Most of the shops in Milan closed for three days and La Scala and all the theatres closed, while the Italian parliament lamented the loss of ‘the heroic symbol of our Risorgimento’ and ‘one of the highest expressions of the national genius’. Verdi had left instructions for a modest burial in Milan’s municipal cemetery beside his wife Giuseppina, who had died in 1897. It was to be held at dawn or in the evening and without flowers, music or singing. His wishes were respected, but he had underestimated the immense esteem in which he was held by Italians. At seven o’clock on the damp, misty morning of January 30th, as a hearse bore his coffin to the cemetery, some of the crowd along the route apparently began to sing the great ‘Va, pensiero’ chorus from Verdi’s opera Nabucco, which had stopped the show on the first night at La Scala in 1842: ‘Va, pensiero, sull’ali dorate’ (‘Fly, thought, on wings of gold’). After unification, ‘Va, pensiero’ had become almost a national anthem of the new Italy. In the song of the exiled Jews lamenting their lost homeland, Italians were able to hear poignantly echoed their own longing for freedom from foreign rule.
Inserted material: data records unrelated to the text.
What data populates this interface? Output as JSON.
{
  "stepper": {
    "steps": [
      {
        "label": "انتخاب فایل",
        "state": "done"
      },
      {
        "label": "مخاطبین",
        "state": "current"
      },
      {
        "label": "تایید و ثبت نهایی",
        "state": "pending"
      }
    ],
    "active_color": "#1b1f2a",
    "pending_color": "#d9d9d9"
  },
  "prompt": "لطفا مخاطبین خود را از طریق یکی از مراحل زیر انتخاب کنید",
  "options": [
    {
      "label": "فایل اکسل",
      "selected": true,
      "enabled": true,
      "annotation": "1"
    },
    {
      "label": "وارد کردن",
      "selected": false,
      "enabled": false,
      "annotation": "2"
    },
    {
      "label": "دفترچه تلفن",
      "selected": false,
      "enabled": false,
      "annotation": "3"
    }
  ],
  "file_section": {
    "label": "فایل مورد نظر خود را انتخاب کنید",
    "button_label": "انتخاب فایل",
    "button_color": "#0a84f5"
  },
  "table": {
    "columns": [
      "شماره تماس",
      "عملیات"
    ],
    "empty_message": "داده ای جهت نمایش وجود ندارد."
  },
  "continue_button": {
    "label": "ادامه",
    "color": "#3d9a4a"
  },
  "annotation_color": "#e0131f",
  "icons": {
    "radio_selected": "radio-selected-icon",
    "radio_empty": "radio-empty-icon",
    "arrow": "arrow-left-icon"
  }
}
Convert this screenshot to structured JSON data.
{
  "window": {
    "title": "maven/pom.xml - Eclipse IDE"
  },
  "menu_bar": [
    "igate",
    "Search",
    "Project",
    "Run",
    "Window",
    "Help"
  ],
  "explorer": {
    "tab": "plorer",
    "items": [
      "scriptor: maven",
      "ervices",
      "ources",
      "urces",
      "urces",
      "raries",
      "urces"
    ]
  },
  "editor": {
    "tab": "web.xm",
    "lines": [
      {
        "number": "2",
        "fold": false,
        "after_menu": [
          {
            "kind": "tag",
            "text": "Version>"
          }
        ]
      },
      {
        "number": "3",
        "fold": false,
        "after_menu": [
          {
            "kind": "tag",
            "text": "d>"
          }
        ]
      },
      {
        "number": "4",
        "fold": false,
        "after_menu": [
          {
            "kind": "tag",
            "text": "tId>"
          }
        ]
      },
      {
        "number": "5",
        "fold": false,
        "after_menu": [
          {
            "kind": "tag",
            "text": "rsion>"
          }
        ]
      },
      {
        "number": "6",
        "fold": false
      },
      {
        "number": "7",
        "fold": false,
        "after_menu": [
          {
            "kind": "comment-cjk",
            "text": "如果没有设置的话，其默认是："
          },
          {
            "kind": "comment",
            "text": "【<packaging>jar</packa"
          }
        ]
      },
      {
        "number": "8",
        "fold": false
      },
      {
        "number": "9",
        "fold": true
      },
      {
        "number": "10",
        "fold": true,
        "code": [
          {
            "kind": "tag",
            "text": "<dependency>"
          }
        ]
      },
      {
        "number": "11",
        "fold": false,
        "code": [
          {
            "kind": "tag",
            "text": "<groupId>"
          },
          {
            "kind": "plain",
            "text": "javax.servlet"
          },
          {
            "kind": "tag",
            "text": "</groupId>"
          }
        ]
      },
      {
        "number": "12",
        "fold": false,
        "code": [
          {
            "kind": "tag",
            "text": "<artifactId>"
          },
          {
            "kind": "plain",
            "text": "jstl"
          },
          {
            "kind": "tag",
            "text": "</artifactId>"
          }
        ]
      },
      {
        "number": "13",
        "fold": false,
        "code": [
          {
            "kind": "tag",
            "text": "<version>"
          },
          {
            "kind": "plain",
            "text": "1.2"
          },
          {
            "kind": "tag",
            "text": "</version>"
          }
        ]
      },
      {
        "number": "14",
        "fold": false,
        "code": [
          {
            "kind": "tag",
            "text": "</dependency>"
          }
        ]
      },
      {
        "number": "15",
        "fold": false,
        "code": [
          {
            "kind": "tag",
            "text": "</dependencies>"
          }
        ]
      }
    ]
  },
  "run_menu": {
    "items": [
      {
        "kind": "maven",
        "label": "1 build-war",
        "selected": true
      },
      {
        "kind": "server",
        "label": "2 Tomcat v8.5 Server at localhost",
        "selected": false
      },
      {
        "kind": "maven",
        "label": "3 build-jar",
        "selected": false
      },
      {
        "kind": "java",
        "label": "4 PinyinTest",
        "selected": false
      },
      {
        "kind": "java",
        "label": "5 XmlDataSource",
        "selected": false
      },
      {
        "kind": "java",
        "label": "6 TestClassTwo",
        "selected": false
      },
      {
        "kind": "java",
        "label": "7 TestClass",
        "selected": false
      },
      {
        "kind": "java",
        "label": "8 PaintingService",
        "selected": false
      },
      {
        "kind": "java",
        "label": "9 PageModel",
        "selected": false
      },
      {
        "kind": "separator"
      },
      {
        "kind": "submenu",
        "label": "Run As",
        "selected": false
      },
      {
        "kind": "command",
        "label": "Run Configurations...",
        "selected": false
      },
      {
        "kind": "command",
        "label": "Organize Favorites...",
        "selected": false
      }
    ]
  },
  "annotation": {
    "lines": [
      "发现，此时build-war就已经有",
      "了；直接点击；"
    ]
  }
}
A month later, on February 26th, Verdi and his wife’s coffins were moved to the newly completed Casa di Riposa per Musicisti (Musicians’ House of Rest) in what amounted to a state funeral. Some 300,000 people crammed the streets of Milan as the immense funeral carriage, drawn by six horses, passed in slow procession, followed by a cortège of leading politicians and dignitaries, foreign representatives, and officials from numerous Italian cities. Six carriages bore wreaths and floral tributes. As the procession left the cemetery, ‘Va, pensiero’ was sung by a chorus 800 strong, conducted by Toscanini, and when the cortège reached the Casa di Riposa, it was greeted by the ‘Miserere’ from Il Trovatore.
Verdi was born in the heyday of Beethoven. In a golden age of great music he was the contemporary of Wagner, Brahms and Tchaikovsky, all of whom he outlived. Verdi had lived through the creation of modern Italy as an independent country, a cause to which he was passionately committed. How far his early operatic successes in the 1840s appealed directly to Italian nationalist sentiment at the time has been questioned, but they certainly did in retrospect and he was elected to the first Italian parliament in 1861, though he rarely attended. The veneration in which he was held by his countrymen was a tribute to the position he had achieved as a figurehead of Italian national pride as much as to the glory of his music.